The nation’s financial crisis is leaving no industry unscathed, and managed care is no exception. Although most companies are believed to have relatively little exposure to the Wall Street companies that were at the center of the turmoil, there are still several ramifications. John Gorman, who heads the Gorman Health Group, a consulting company, offers a view of the situation.
Managed Care: To what extent, if any, are managed care companies hurt by the crisis?
Gorman: It’s really pretty straightforward. The good news is they’re not a particularly capital-intensive business. And with a few exceptions, they don’t have much exposure to the firms that took a beating on Wall Street. The flip side, though, is that, like everybody else, they have a restricted ability to access capital, especially the publicly traded companies. And of course, their stocks are in the tank. Several got downgraded, Universal American, for instance.
MC: What about smaller plans?
Gorman: Yes, the tough spots will be small privately held plans, which will find themselves in a bind because of a lack of liquidity in the market and difficulty accessing investment capital. And companies heavily invested in the Medicare business need to be making some substantial investments in things like IT and other infrastructure, given a big increase in regulation of that program. So capital will be harder to access and more expensive.
MC: So where do they go for capital?
Gorman: There’s an opportunity for reinsurance carriers to rethink what they do for these health plans and be able to provide some of these services as alternatives to investment capital. They can help cover some or all the plans’ statutory reserves by basically swapping in reinsurer money for health plan statutory reserves. In effect, they’d be buying up their risk, which frees up capital the plan had in reserve and can use as operating capital.
MC: How will all this affect health care reform?
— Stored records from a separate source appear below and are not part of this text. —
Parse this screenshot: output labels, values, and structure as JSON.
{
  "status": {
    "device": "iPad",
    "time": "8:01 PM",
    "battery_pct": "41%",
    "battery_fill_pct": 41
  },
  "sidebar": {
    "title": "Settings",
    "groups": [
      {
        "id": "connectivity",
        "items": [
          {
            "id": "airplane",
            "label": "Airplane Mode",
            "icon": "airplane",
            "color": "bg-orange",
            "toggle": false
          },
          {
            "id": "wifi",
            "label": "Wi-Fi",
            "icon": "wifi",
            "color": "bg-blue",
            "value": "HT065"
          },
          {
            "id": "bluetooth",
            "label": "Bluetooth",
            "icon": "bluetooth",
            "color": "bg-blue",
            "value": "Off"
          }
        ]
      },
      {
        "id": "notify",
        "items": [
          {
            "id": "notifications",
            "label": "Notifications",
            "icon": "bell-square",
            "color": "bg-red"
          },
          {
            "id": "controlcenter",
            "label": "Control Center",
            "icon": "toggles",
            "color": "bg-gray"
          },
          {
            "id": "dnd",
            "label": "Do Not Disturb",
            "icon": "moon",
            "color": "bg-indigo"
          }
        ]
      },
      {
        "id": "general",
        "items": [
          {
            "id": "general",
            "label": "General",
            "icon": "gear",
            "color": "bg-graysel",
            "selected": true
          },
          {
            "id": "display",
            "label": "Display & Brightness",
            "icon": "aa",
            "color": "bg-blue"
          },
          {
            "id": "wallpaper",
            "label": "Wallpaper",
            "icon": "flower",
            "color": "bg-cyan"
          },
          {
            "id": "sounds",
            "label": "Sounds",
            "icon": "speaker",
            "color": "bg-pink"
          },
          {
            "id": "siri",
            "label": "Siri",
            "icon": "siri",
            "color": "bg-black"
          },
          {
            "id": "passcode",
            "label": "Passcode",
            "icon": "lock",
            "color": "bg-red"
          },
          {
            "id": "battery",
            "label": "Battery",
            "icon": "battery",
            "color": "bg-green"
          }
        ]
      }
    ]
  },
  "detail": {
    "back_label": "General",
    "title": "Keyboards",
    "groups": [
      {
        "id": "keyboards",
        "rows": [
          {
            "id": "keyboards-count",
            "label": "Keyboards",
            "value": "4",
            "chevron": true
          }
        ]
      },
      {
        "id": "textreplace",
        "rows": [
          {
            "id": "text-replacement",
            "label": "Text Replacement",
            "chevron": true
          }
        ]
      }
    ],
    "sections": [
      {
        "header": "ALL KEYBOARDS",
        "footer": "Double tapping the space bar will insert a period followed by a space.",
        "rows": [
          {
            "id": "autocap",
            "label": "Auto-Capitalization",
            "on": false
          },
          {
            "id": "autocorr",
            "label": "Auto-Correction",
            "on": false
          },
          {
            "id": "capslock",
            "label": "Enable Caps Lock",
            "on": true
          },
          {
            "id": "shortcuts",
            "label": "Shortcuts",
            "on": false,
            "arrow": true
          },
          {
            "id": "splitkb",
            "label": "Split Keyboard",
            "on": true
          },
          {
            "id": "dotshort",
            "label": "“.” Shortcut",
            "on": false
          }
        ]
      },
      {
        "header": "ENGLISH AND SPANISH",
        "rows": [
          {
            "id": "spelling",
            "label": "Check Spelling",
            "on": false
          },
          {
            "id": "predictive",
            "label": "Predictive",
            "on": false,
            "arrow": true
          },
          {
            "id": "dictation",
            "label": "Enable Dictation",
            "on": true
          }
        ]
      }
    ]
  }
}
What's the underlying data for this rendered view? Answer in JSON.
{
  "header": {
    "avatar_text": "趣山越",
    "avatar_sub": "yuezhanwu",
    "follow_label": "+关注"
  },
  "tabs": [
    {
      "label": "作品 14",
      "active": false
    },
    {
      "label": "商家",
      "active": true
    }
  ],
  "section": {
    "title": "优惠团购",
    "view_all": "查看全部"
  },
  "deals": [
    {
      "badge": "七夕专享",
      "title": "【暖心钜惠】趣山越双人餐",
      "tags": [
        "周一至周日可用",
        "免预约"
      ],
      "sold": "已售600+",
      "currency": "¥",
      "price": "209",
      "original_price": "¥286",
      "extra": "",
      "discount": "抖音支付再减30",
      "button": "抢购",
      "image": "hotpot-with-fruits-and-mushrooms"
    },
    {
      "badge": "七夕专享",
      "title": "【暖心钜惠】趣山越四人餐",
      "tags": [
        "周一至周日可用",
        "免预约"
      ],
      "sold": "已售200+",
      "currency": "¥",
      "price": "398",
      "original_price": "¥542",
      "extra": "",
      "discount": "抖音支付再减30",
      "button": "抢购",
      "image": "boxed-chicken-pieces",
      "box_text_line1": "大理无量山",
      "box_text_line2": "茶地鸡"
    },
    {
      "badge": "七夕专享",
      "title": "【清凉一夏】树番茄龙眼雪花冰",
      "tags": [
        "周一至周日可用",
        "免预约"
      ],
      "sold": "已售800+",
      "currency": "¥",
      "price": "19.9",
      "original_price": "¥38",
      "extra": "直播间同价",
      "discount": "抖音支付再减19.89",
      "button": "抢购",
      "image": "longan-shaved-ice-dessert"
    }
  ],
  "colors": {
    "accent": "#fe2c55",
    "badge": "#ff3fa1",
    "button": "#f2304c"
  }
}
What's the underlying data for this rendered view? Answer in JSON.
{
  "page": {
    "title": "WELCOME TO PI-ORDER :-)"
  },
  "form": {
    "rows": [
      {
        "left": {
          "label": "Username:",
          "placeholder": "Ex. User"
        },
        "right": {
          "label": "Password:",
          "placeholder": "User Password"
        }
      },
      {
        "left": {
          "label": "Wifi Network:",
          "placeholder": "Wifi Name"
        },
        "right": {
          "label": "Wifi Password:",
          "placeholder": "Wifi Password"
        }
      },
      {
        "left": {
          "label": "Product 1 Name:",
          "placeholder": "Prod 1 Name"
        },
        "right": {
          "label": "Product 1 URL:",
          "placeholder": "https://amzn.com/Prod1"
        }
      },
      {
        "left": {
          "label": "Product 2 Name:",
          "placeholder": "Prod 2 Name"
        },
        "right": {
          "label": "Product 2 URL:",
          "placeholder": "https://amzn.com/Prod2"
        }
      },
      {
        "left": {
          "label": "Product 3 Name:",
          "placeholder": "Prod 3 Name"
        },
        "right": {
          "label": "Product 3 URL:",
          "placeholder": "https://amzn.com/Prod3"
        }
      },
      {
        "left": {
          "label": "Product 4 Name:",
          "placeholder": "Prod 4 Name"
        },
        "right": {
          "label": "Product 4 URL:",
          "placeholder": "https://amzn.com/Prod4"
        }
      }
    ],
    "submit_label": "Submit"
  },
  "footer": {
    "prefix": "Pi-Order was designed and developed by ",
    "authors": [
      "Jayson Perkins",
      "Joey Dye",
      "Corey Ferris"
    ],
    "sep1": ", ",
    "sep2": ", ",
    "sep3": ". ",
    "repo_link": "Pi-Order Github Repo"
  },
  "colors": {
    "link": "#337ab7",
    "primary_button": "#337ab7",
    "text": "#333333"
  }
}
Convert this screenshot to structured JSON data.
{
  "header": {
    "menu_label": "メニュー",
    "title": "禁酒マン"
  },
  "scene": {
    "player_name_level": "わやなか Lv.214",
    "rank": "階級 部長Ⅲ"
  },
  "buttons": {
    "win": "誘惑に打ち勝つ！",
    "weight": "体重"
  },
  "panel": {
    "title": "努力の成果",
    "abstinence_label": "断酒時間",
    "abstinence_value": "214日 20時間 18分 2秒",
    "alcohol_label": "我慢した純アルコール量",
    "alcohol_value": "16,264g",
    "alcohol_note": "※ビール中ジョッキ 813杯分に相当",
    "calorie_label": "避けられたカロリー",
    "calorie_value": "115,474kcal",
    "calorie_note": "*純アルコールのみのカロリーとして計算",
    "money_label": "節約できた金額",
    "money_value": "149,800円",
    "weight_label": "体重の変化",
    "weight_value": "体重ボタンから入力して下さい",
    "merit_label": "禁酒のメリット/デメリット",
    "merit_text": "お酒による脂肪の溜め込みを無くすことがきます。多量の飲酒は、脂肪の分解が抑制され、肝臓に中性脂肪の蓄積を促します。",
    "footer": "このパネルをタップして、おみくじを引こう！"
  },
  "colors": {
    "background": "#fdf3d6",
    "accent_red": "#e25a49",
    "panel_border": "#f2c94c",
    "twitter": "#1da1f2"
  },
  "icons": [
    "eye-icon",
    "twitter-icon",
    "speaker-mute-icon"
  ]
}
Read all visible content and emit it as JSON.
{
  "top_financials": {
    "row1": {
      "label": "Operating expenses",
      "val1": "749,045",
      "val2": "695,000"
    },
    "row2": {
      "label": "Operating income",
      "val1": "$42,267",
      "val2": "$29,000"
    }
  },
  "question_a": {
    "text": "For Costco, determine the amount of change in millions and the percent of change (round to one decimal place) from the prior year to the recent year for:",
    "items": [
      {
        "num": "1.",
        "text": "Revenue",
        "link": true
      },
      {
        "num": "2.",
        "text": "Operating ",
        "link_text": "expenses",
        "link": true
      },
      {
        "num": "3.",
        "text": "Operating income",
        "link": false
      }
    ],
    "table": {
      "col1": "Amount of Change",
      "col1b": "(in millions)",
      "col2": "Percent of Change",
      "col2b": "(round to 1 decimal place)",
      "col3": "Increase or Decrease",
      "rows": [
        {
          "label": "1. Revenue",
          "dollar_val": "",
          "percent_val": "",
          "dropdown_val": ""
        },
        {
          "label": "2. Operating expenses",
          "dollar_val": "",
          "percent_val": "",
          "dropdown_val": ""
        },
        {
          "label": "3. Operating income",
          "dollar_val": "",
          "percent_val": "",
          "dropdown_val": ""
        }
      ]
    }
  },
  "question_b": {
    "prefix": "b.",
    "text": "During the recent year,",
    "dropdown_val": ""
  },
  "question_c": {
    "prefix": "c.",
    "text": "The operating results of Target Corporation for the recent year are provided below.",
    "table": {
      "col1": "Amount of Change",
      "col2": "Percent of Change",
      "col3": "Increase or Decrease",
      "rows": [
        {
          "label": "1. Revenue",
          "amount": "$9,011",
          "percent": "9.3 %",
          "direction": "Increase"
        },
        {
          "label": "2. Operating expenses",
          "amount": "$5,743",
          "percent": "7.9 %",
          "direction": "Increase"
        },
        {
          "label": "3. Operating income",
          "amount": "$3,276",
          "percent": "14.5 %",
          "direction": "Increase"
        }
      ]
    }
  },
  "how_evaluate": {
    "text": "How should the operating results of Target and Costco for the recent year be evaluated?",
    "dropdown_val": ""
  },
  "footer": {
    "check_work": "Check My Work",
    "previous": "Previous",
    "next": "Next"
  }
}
Gorman: It will have a negative impact on the prospects for health reform if the market stays in turmoil for an extended period. Health reform is really something the insurance industry is hoping will happen as a way of opening new markets on the 47 million uninsured, and if it looks like the government is bled dry because of a bailout or lingering economic crisis, the prospects for getting that done become questionable. — Ed Silverman